"""

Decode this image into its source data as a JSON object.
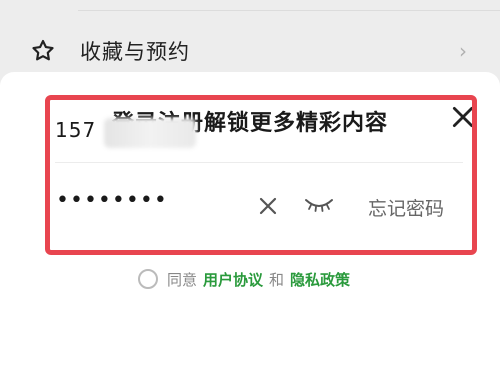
{
  "background_item": {
    "label": "收藏与预约",
    "icon": "star-icon",
    "chevron": "›"
  },
  "sheet": {
    "title": "登录注册解锁更多精彩内容",
    "close_icon": "close-icon",
    "phone_value": "157",
    "password_mask": "••••••••",
    "forgot_password": "忘记密码",
    "clear_icon": "clear-icon",
    "eye_icon": "eye-closed-icon",
    "agreement": {
      "prefix": "同意",
      "user_agreement": "用户协议",
      "and": "和",
      "privacy_policy": "隐私政策"
    }
  },
  "colors": {
    "accent_green": "#2a9a3c",
    "highlight_red": "#e8454f"
  }
}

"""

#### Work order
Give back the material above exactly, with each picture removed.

#### Result
Decode this image into its source data as a JSON object.
{
  "background_item": {
    "label": "收藏与预约",
    "icon": "star-icon",
    "chevron": "›"
  },
  "sheet": {
    "title": "登录注册解锁更多精彩内容",
    "close_icon": "close-icon",
    "phone_value": "157",
    "password_mask": "••••••••",
    "forgot_password": "忘记密码",
    "clear_icon": "clear-icon",
    "eye_icon": "eye-closed-icon",
    "agreement": {
      "prefix": "同意",
      "user_agreement": "用户协议",
      "and": "和",
      "privacy_policy": "隐私政策"
    }
  },
  "colors": {
    "accent_green": "#2a9a3c",
    "highlight_red": "#e8454f"
  }
}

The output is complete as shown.